§ Your goal: Review the listing and copy each line that holds the word "domaine".

□ □ □ □ □ □ □

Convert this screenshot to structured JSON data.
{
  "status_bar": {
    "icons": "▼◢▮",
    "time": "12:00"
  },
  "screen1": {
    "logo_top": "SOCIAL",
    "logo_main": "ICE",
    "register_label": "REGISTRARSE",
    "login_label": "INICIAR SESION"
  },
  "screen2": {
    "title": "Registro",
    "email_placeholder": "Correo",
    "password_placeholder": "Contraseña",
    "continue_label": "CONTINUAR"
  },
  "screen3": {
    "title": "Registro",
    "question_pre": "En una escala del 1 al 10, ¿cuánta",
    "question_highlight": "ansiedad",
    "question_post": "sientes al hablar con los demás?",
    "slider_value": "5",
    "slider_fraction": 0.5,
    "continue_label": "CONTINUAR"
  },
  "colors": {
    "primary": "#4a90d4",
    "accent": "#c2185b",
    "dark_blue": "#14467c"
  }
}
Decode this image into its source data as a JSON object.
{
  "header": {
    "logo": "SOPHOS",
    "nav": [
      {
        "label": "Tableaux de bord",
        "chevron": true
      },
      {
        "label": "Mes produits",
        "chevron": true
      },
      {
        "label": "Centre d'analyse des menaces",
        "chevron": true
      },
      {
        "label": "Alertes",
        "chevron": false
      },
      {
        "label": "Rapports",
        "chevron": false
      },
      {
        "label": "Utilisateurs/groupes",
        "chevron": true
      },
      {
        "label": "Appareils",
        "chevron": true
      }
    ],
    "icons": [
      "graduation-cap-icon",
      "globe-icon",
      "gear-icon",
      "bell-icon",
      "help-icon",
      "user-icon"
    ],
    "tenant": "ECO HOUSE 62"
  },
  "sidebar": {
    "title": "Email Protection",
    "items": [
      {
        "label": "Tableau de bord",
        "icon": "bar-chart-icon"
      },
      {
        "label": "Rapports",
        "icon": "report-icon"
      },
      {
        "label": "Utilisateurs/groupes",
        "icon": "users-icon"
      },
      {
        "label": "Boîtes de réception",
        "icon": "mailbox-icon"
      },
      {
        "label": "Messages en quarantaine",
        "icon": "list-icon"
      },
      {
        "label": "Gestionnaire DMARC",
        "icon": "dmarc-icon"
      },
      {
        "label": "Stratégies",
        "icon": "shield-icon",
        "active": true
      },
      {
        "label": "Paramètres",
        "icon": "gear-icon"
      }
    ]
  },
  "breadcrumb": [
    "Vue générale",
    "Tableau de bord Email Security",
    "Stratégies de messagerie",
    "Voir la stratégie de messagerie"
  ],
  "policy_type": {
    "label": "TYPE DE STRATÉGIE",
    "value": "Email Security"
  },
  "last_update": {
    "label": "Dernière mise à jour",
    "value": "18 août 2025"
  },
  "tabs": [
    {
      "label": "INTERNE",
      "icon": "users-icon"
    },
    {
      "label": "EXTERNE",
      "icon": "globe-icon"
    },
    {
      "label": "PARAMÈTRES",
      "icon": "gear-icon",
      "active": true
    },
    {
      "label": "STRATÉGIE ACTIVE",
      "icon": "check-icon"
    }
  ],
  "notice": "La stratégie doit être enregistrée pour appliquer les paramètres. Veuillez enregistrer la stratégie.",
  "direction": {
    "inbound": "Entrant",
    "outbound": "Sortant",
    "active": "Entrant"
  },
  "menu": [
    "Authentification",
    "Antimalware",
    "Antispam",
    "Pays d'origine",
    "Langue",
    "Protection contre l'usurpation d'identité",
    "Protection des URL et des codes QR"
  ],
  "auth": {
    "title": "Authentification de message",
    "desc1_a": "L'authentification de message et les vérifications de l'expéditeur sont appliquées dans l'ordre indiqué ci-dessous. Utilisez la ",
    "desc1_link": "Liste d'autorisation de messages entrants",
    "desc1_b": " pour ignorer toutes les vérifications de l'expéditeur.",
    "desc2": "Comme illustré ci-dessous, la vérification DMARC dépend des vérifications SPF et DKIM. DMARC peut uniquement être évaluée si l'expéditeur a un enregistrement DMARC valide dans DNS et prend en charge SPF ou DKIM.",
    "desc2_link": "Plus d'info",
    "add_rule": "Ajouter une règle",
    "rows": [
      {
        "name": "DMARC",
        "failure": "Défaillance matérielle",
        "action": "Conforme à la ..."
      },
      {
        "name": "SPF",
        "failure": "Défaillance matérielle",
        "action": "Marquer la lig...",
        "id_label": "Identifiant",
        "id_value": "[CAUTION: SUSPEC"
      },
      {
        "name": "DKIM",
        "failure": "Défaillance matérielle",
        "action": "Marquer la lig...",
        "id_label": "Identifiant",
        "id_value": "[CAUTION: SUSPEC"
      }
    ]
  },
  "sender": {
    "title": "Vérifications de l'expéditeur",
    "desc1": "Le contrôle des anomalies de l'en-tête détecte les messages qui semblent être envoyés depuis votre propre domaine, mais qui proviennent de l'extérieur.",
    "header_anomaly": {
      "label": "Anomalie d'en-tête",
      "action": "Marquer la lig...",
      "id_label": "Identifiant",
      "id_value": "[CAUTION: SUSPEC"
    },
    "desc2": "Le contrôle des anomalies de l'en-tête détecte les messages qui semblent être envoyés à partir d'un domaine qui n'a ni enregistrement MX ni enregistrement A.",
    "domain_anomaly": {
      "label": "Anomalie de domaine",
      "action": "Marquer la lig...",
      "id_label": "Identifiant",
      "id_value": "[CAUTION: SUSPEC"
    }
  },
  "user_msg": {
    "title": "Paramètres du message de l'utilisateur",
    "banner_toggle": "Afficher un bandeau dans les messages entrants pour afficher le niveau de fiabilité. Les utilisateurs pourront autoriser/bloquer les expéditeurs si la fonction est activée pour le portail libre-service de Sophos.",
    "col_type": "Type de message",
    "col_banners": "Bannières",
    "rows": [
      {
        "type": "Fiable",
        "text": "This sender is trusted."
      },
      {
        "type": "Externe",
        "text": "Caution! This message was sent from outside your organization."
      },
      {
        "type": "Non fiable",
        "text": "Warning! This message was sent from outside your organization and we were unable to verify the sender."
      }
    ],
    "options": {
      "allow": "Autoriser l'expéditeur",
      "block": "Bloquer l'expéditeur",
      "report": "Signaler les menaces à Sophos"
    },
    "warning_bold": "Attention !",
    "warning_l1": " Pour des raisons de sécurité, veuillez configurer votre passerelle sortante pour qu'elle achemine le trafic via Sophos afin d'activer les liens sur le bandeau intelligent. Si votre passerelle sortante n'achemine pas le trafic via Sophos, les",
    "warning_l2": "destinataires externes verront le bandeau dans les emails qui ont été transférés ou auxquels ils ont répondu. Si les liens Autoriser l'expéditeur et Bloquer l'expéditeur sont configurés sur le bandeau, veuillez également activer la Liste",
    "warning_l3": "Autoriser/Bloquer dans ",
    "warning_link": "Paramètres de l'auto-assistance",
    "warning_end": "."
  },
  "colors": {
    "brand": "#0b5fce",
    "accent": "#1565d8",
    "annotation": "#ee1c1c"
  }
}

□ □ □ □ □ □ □

§ Answer for this exercise:
    "desc1": "Le contrôle des anomalies de l'en-tête détecte les messages qui semblent être envoyés depuis votre propre domaine, mais qui proviennent de l'extérieur.",
    "desc2": "Le contrôle des anomalies de l'en-tête détecte les messages qui semblent être envoyés à partir d'un domaine qui n'a ni enregistrement MX ni enregistrement A.",
      "label": "Anomalie de domaine",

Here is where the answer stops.